## Source records
_____
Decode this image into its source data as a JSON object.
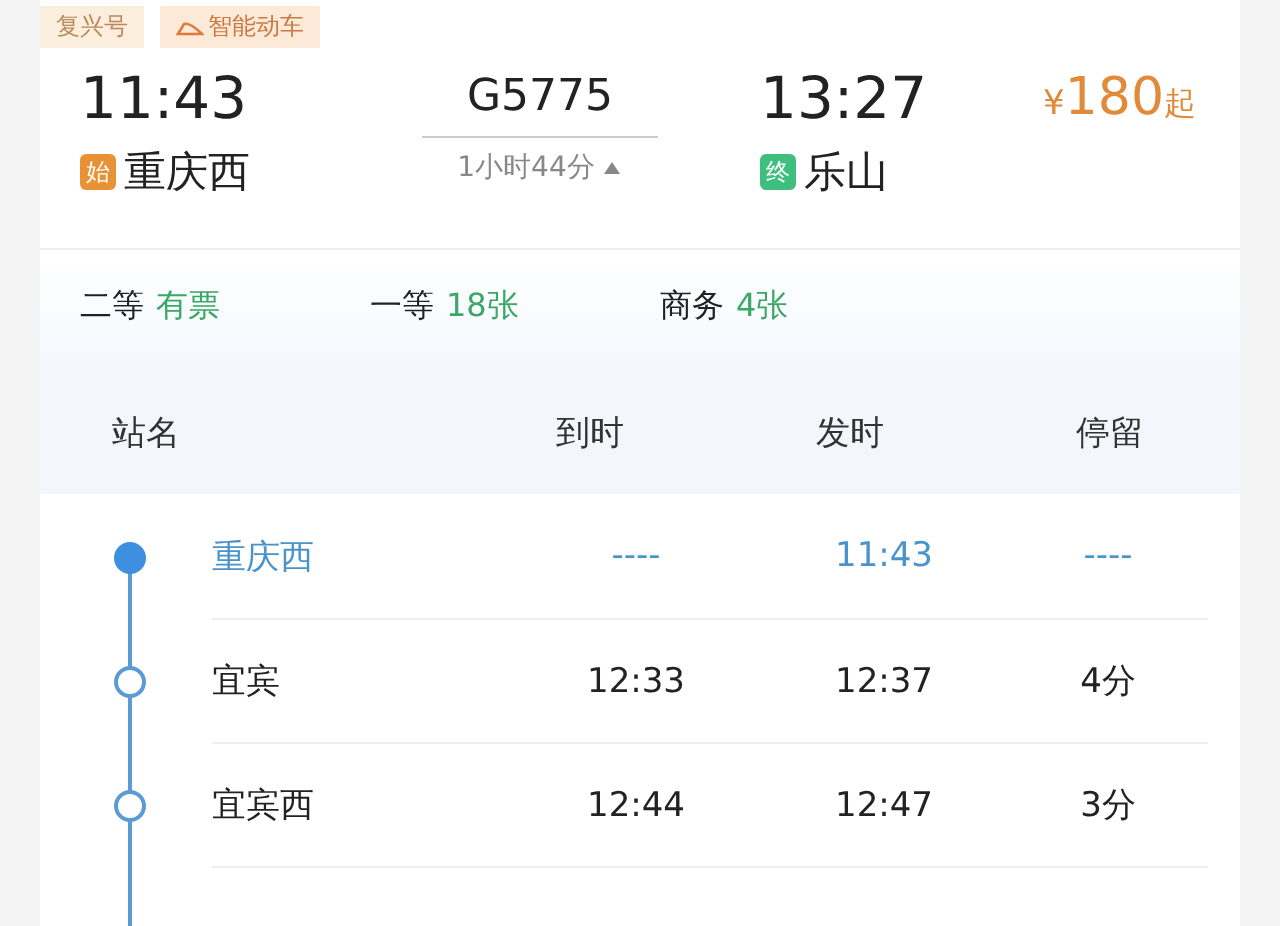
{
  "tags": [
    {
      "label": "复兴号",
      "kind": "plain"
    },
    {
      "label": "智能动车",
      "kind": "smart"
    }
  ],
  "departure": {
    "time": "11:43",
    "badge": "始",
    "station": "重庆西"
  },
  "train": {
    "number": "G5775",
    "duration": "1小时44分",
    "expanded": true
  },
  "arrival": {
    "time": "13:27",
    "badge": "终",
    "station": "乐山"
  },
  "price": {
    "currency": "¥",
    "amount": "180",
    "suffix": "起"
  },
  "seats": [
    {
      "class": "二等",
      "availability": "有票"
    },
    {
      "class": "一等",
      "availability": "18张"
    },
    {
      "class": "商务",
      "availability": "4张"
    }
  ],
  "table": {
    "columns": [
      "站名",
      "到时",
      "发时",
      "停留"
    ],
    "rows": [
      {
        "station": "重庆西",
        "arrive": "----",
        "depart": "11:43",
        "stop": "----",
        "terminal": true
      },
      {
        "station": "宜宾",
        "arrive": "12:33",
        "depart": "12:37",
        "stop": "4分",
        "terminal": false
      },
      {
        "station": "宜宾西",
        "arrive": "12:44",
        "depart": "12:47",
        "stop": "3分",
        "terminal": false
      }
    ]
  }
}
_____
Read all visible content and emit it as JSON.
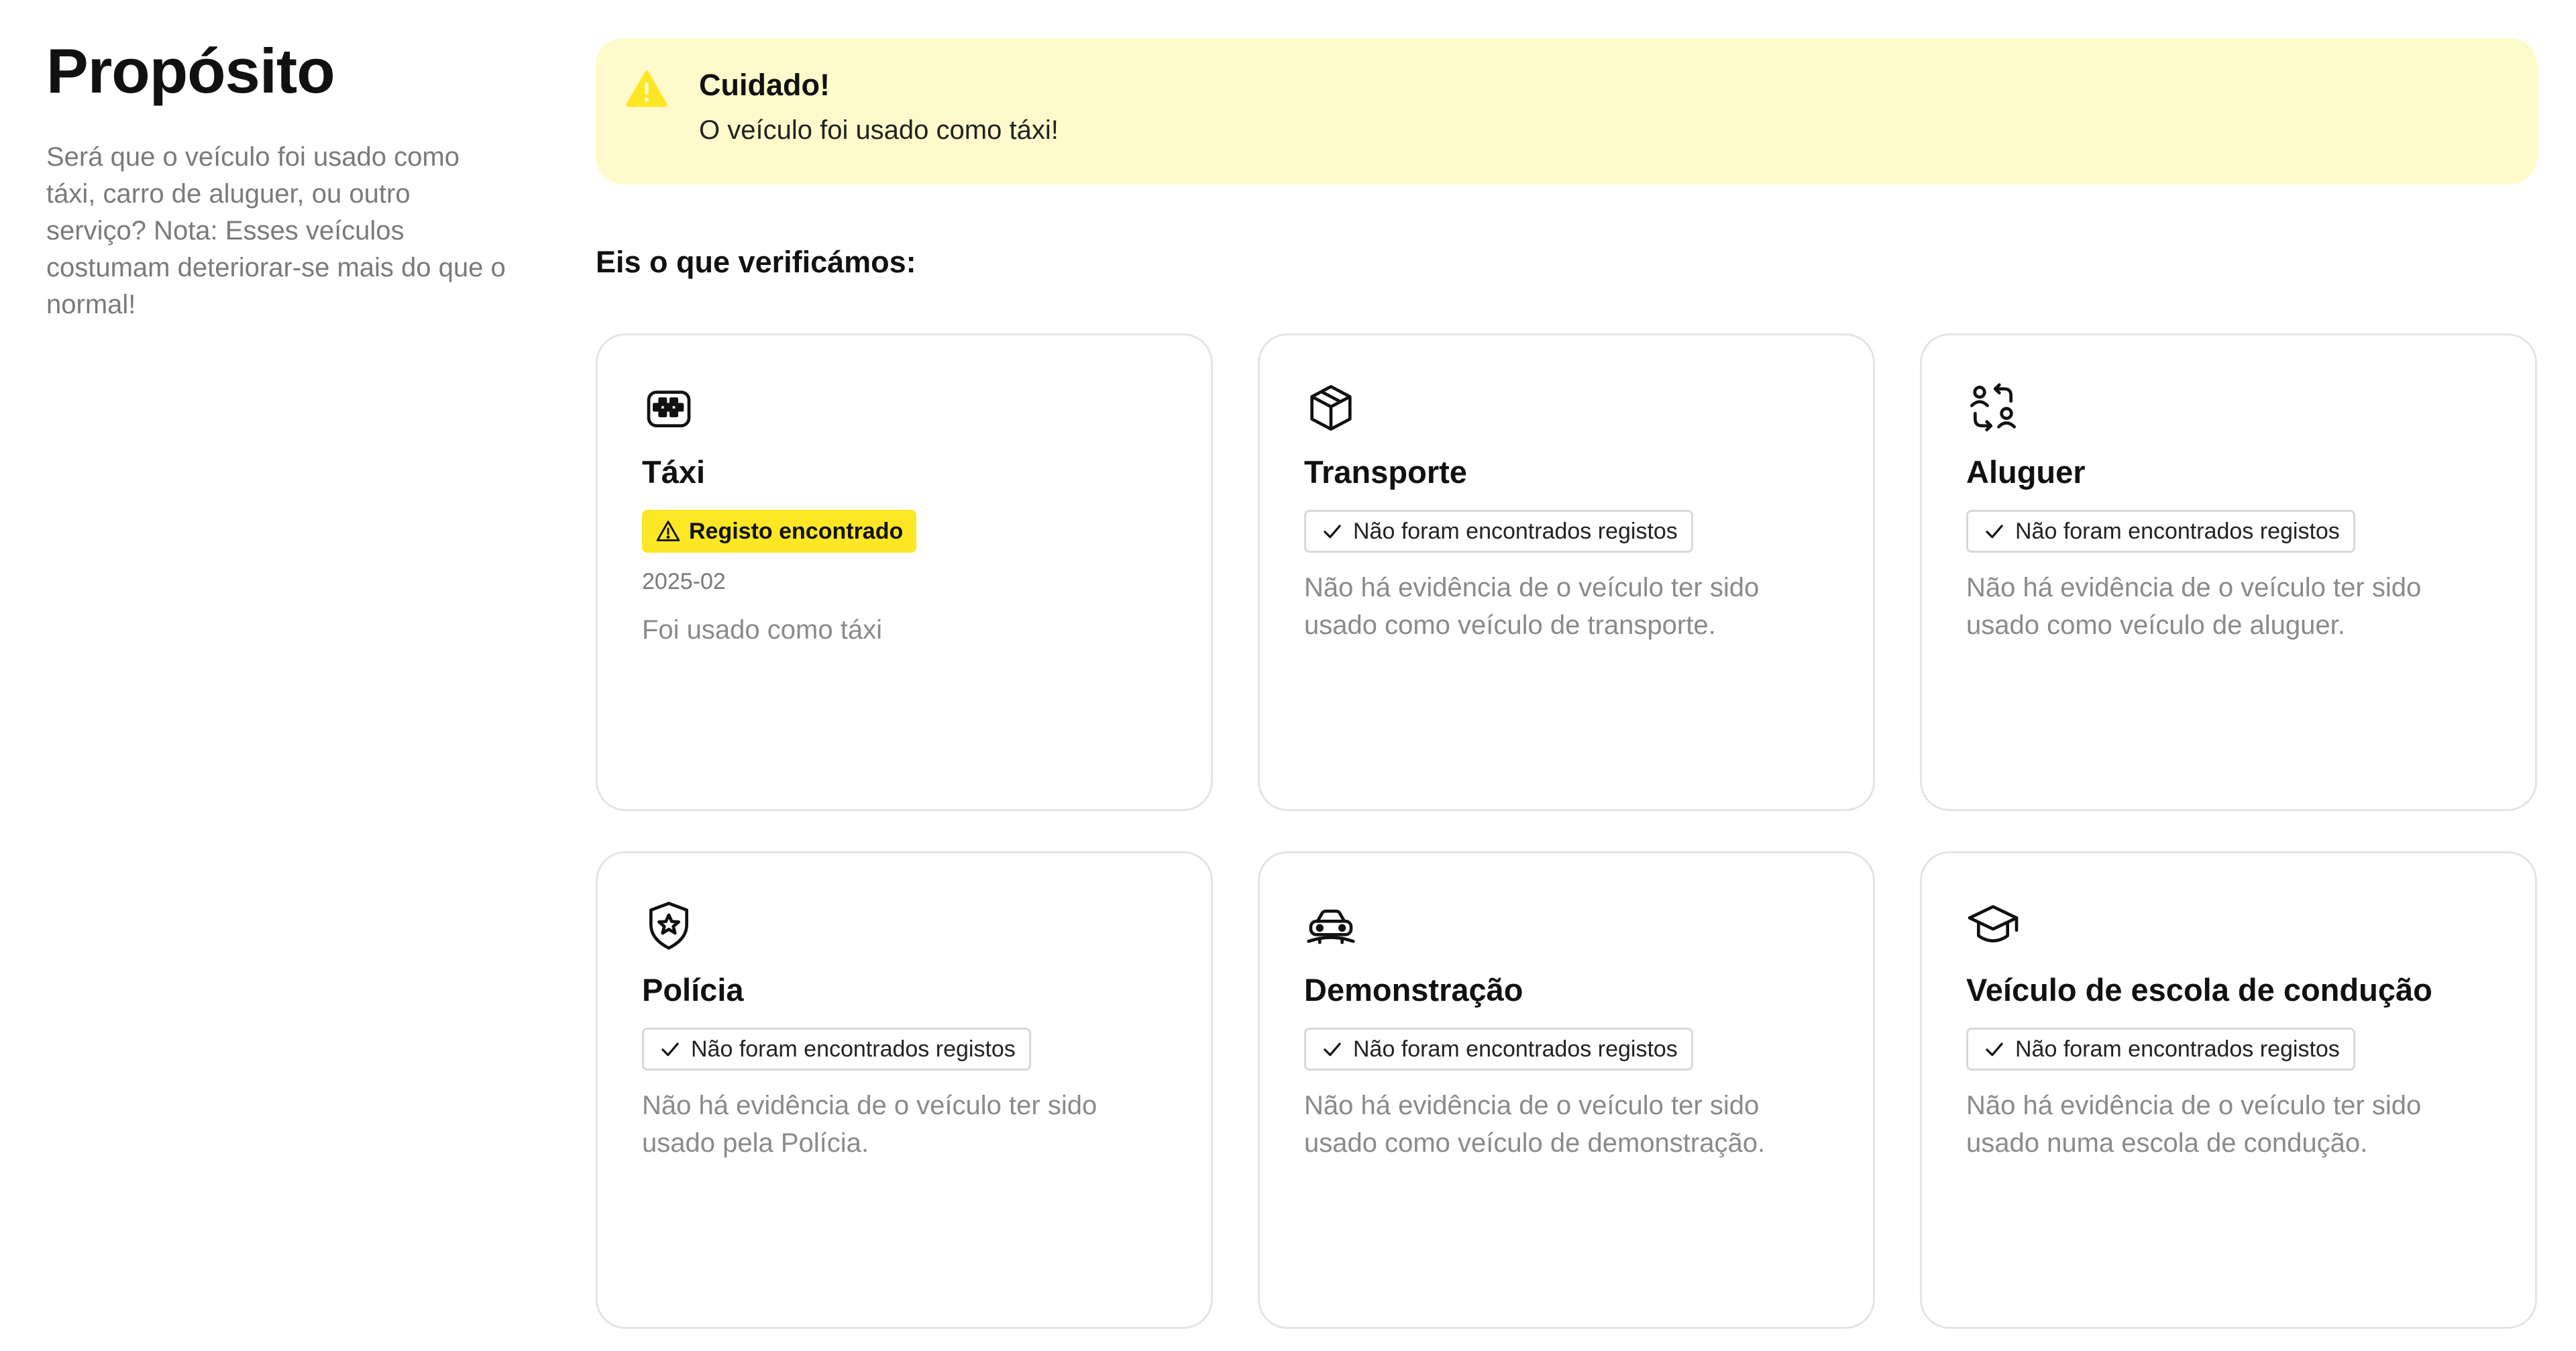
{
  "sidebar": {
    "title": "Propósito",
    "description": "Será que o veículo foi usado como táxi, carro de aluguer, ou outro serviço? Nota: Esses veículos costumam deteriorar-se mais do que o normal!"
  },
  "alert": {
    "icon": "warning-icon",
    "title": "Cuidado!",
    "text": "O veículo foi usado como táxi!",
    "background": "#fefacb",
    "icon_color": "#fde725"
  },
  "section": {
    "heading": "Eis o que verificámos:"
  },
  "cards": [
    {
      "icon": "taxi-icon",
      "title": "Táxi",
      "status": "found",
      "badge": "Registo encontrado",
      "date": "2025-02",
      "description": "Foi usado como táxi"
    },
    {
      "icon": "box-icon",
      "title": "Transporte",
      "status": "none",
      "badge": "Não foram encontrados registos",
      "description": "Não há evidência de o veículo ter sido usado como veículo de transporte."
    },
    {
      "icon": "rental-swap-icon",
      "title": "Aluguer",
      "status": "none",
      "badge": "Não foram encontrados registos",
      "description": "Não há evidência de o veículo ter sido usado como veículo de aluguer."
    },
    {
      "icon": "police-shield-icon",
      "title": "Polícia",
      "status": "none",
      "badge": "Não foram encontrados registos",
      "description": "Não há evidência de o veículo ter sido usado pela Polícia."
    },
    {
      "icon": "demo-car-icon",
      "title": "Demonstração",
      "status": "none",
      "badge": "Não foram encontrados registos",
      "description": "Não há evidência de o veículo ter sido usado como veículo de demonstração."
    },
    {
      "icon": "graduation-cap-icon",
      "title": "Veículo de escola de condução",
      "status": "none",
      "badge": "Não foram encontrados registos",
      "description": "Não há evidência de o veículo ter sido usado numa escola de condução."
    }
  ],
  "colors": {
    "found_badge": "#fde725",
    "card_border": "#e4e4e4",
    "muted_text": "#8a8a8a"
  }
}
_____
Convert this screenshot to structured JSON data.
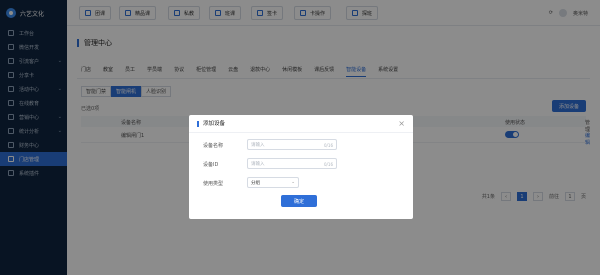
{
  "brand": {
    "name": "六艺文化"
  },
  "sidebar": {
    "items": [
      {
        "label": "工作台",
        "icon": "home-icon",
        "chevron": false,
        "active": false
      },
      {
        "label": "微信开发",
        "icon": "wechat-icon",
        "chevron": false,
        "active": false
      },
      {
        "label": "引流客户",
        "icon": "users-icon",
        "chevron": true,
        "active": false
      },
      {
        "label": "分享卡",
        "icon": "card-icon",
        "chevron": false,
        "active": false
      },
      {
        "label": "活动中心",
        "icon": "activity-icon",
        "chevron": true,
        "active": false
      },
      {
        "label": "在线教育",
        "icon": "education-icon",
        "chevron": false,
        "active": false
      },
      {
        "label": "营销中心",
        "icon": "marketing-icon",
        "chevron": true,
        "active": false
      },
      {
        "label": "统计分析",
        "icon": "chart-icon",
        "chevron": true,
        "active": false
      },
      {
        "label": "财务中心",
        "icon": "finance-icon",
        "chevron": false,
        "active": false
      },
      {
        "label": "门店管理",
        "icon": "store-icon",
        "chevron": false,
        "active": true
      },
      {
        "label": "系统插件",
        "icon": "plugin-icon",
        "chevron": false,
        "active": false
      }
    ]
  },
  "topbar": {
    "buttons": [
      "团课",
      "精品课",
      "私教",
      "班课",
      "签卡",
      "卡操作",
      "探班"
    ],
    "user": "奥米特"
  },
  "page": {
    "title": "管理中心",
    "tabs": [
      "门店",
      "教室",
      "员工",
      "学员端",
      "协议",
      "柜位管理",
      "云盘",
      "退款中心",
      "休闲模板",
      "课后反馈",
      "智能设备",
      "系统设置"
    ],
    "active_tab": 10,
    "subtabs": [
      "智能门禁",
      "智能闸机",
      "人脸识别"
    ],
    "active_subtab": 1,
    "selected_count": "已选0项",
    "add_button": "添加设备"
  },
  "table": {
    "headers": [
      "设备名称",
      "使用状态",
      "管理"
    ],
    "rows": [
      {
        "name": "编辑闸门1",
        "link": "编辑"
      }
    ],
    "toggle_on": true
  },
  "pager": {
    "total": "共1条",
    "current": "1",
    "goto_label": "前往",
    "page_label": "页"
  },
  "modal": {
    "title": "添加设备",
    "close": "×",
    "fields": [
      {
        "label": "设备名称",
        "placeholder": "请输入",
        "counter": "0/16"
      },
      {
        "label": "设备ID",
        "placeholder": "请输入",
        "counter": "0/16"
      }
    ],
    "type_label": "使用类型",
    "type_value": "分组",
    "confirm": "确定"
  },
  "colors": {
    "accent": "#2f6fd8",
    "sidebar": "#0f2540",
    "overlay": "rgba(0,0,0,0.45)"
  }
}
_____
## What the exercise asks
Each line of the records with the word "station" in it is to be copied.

## Your solution
    "station": "重庆西"
    "station": "乐山"
        "station": "重庆西",
        "station": "宜宾",
        "station": "宜宾西",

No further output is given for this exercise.